Since day one, creative ideas for the piece have been cooking away too, and decisions about its shape and theme have been coming together. In some ways, having the deadline of the show means you have to be pragmatic. There isn’t time to meet and assess endless performers. There are only so many audio recordings you can gather for a city soundscape, only so much material for costumes. There’s only so much inspiration you can absorb before you have to start to creatively commit, to put pen to paper and make something. There are challenges and drawbacks to declaring the themes of a piece, as I’ve had to, before you’ve had chance to process, make or devise, before you’ve spent any real time with your fellow performers- before you’ve even met some of them in fact. And when you’re at the very start of making a piece, it can be hard to answer questions like “What will the floor plan be?”, and “Where would you like the PA positioned?” and “How much time will you need with this or that group?” etc- particularly when you’re working in an unfamiliar environment, with people and a language you don’t know. But there is something energising in the challenge! It makes you decisive and resourceful: ‘You have these players, and this audience, to make for, you have this context, and you have this much time- now what are you going to make?’. I’ve also had to communicate my vision to others, to plan a schedule for the making of the piece- something which has been good for my confidence. I’m generally someone who tries to do everything myself, and whilst I’m still clinging to this a little on this residency (!), having to tell others “I need this please” or “Can you arrange this for me please?” has been really good for me.
I’d planned to focus on creating the music for the piece this week, along with the costumes. Dance and movement will come next week, when I meet the dancers who will perform with me on June 3rd, and together we spend two days workshopping ideas with dance students from the local university. Making music underpins everything I’m doing here in China. It is more fundamental than the costume-making I’ve been doing this week and is the reason I’m on this residency at all. I’m consumed with it right now and will be posting about what I’m making in a day or two.
But first, costumes!
I’d begun to gather materials for the costumes last weekend- sourcing two genuine workers’ uniforms from the Third Front factory I’d visited, along with various bits and bobs from the haberdashery, ironmongery, and curtain-making districts. Latterly, I’d gone back with Kerun to buy five more assorted uniforms for the remaining performers. This week, gathering together all the research I’d done and resources I had, I got cracking!

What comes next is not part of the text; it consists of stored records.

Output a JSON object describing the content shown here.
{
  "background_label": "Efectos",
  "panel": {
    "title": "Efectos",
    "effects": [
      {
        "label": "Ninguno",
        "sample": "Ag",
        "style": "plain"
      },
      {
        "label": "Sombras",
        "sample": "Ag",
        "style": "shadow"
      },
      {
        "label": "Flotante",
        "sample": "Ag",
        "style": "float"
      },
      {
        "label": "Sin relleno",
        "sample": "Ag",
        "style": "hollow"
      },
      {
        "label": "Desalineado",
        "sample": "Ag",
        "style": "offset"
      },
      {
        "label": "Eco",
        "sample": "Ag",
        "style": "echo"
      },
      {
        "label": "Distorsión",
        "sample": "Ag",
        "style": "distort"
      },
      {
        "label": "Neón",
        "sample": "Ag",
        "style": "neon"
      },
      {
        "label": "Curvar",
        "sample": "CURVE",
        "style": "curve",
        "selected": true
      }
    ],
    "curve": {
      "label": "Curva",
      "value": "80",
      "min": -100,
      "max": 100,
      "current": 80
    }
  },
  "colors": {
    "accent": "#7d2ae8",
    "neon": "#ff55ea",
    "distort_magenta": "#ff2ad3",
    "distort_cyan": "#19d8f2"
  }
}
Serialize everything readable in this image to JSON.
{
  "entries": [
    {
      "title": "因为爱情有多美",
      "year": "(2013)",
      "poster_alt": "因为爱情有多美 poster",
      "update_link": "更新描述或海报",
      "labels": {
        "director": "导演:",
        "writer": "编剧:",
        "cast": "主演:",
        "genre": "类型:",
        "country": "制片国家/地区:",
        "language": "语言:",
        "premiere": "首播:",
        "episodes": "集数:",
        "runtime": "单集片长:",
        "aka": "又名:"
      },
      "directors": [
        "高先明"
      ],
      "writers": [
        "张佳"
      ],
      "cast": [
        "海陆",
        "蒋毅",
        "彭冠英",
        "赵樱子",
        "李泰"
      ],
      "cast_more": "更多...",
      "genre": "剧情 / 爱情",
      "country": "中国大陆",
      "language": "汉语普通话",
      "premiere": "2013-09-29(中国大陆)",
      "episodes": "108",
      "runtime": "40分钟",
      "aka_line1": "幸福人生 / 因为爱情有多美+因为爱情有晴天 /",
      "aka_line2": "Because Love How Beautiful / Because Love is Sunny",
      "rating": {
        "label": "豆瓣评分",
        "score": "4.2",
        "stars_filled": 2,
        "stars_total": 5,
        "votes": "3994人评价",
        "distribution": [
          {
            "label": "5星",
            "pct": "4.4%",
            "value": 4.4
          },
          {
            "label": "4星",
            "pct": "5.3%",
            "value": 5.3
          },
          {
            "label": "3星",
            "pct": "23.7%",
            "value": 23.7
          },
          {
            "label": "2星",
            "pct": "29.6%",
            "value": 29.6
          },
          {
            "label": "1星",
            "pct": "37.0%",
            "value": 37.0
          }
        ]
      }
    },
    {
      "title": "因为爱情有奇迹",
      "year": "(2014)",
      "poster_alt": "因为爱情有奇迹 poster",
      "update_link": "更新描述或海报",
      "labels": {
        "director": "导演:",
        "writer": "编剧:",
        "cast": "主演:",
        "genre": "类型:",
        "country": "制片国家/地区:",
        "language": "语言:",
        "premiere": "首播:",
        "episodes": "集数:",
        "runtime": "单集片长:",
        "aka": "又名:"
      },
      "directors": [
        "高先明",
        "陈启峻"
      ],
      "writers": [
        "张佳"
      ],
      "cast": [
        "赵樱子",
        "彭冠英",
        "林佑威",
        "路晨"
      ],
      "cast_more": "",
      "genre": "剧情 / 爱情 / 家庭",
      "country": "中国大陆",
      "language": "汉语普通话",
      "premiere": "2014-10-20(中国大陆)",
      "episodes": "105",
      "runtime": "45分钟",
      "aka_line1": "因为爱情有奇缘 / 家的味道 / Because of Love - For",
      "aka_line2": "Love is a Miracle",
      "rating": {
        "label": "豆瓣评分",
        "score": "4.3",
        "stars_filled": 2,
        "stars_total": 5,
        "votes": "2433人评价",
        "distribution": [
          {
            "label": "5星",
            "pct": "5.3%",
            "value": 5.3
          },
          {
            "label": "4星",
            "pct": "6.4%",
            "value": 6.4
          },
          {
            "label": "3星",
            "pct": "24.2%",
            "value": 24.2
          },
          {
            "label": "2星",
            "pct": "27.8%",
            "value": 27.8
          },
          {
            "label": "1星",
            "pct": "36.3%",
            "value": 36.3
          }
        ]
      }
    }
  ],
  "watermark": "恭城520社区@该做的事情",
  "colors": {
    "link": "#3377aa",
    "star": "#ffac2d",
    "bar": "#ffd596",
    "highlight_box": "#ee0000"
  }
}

I’d been interested in the mirroring of the colourful costumes of the various minority ethnic villagers I’d met and the regulation uniforms of the Third Front factory workers, and wanted to express this in the costumes for the piece. The silver jewellery of the villagers, which makes such a beautiful sound when they move and dance, was an inspiration. Gathering the tops of the water bottles so ubiquitous in China, I aimed to make a modern-day equivalent- which also makes a great sound but in a totally different way!

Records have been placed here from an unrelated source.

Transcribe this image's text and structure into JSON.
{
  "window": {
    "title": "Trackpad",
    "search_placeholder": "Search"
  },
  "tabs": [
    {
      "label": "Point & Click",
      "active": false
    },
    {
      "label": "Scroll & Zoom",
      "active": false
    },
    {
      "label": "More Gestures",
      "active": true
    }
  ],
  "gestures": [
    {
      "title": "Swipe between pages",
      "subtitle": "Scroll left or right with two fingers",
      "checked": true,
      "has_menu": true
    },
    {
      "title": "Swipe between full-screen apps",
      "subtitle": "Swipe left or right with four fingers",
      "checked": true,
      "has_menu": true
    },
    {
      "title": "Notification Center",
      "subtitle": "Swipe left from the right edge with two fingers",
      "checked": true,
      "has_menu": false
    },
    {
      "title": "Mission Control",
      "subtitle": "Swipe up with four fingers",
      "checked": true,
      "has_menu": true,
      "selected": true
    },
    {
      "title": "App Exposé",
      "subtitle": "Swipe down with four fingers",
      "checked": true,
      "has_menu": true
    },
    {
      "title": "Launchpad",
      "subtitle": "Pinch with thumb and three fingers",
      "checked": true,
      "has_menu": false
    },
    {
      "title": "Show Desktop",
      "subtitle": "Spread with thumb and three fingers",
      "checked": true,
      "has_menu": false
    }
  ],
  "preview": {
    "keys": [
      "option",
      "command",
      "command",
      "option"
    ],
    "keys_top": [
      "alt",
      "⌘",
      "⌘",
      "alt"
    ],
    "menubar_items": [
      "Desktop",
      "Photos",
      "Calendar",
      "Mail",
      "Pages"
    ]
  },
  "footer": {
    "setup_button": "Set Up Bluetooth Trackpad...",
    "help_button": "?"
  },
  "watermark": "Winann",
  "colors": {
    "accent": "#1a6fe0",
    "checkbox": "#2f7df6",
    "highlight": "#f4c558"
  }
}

Building on the idea, I sewed other decorations to the uniforms- unwound electrical wiring in beautiful copper, feathers plucked from a feather duster, each to emulate the dress of the villagers in some way. I wanted all of the costumes to be linked but unique. Talking to one of the workers at the Third Front factory when I’d visited that day, I’d asked whether he could remember any interesting or funny stories from when he was younger, growing up in the factory compound. “Not really”, he said, “I just got up, walked across to the factory to work all day, then walked home to a meal and to bed”. It made me sad. It was like he was a blank, he was anonymous- and his regulation uniform was designed to accentuate this. Something I’ve felt strongly since I’ve been in China (and it certainly isn’t only unique to this country) is that so many people seem to stop feeling or being creative in life- or barely ever start. But given the right context, I believe we all have something to give and express- and that we’re so much happier when we do. I wanted the costumes for the show to evoke this- that we’re all connected but we’re all different, we all have something unique to express.
Using the curls of metal offcut I’d gathered at the Third Front site, along with bits of curtain fringing, I made necklaces to emulate the beautiful silver jewellery of the villagers.

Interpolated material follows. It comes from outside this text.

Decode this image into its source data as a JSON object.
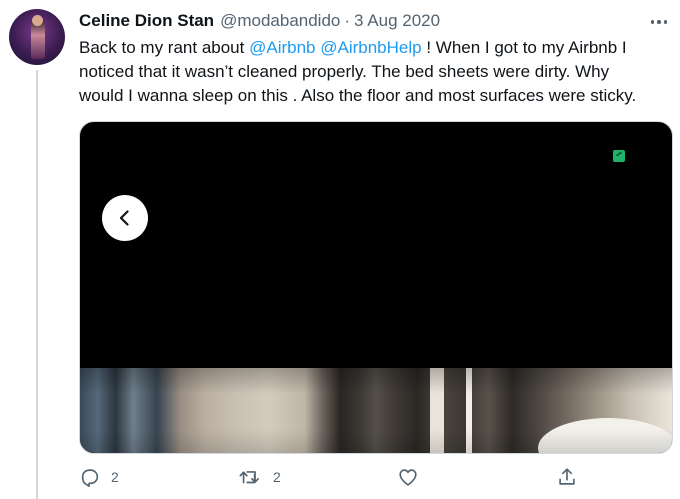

Many of the villager groups have beautiful leg decorations too, so I found some plastic parcel tie and had a go at making my own version.
The costumes will evolve more as the days progress and as time allows. I’m still scratching my head about how best to make the wire wool/scourer head pieces to emulate the Dong villagers hair buns, and am still hoping I’ll have time to make some colourful pom-poms, but that’s to come. I’m meeting the performers on Monday so they can get their hands on what I’ve done so far. Fingers crossed they like them.